Written by BILL SCHANEN IV
Tuesday, 02 July 2013 17:42
Man who police say was seen on video intentionally killing animal faces charge
A 29-year-old man who police say was caught by video surveillance cameras intentionally running down a deer with his pickup truck near Port Washington’s south beach pleaded not guilty Tuesday to killing a deer without a
Michael A. Cox of West Bend was charged in Ozaukee County Circuit Court with the misdemeanor in April after video cameras at the We Energies power plant recorded the incident.
According to the criminal complaint, Cox flagged down a police officer at 5:26 a.m. Saturday, April 27, to report that he had accidentally hit a deer on South Beach Road just south of the power plant while he was on his way
to go fishing in the harbor.
Cox told the officer he wanted to claim the dead deer.
But while speaking to Cox, the officer received a call from a dispatcher who said a We Energies employee reported a different version of events.
That employee told police he saw the red Dodge Ram pickup truck driven by Cox accelerate and hit the deer intentionally. And if authorities needed proof, the employee said, the entire incident was caught on power plant
The video confirmed that report, as well as the account of another We Energies employee who told authorities he saw Cox driving north on South Wisconsin Street, then stop at the intersection with South Beach Road where
a number of deer were gathered.
The employee said Cox appeared to be trying to spook the deer by flashing the truck’s headlights and making whistling noises. The deer ran east on South Beach Road and Cox followed, accelerating to a high rate of speed
before hitting one of the animals, the complaint states.
Despite the accounts of witnesses and the video, a passenger in Cox’s truck told police Cox did not intentionally hit the deer.
Cox, however, admitted to spooking the deer and said that as the animals ran away, he “gunned” his truck and hit one of them, according to the complaint.
He told authorities, “It was more intentional than not,” the complaint states.

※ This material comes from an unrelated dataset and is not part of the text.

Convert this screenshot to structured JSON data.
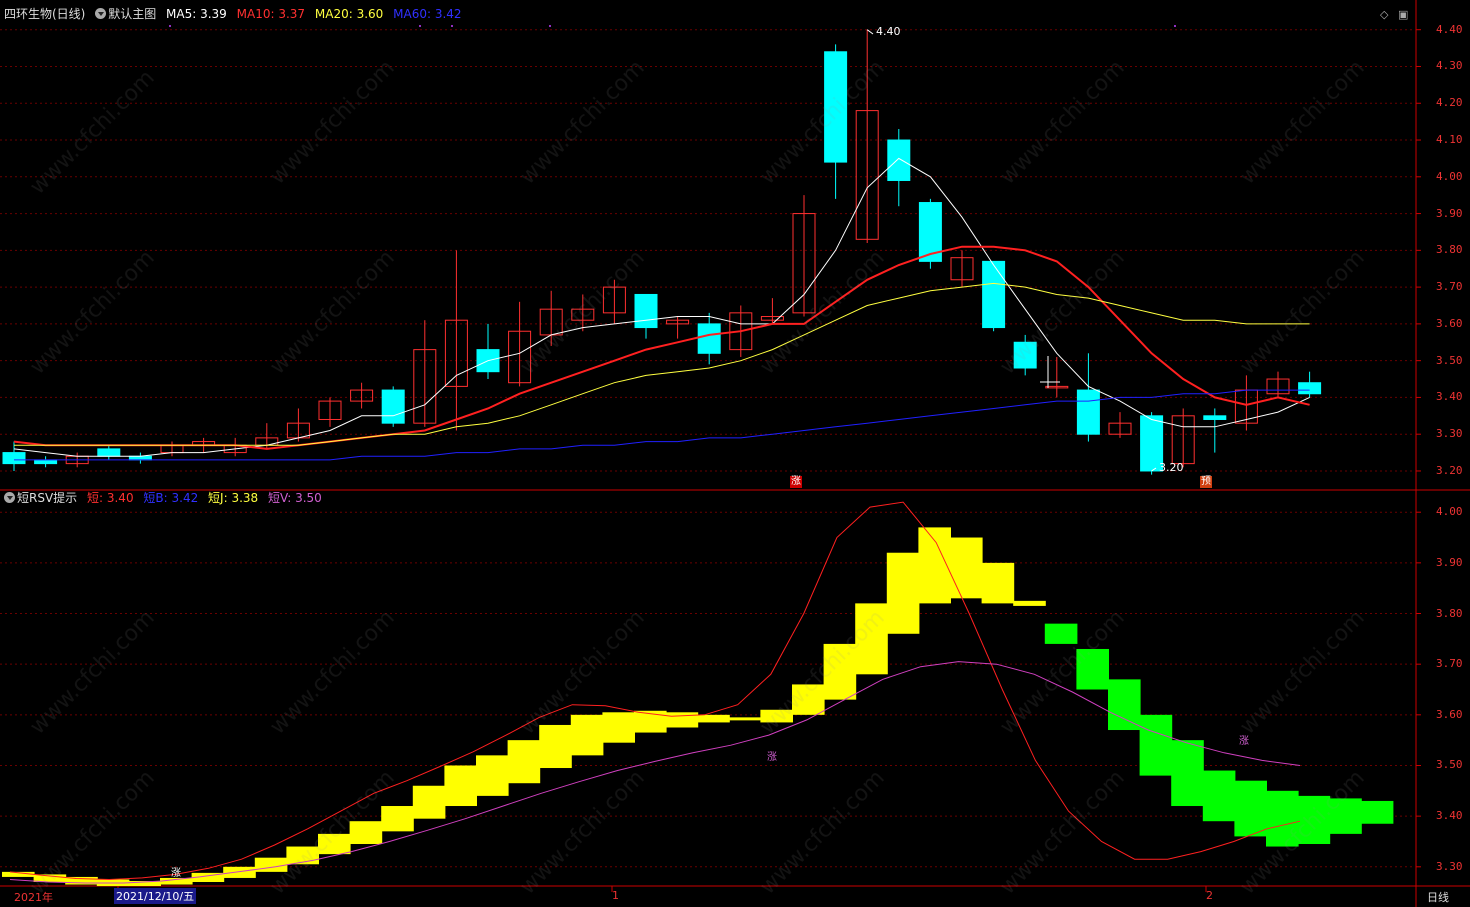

If convicted, Cox could be fined between $1,000 and $2,000 and sentenced to six months in jail. He would not be able to hold a hunting, fishing or trapping license for three years.
Cox was also issued a municipal citation for endangering the safety of a person or property by reckless driving.
He is scheduled to meet with prosecutors to discuss a plea agreement in the criminal case on July 8 and appear in court again on Aug. 13.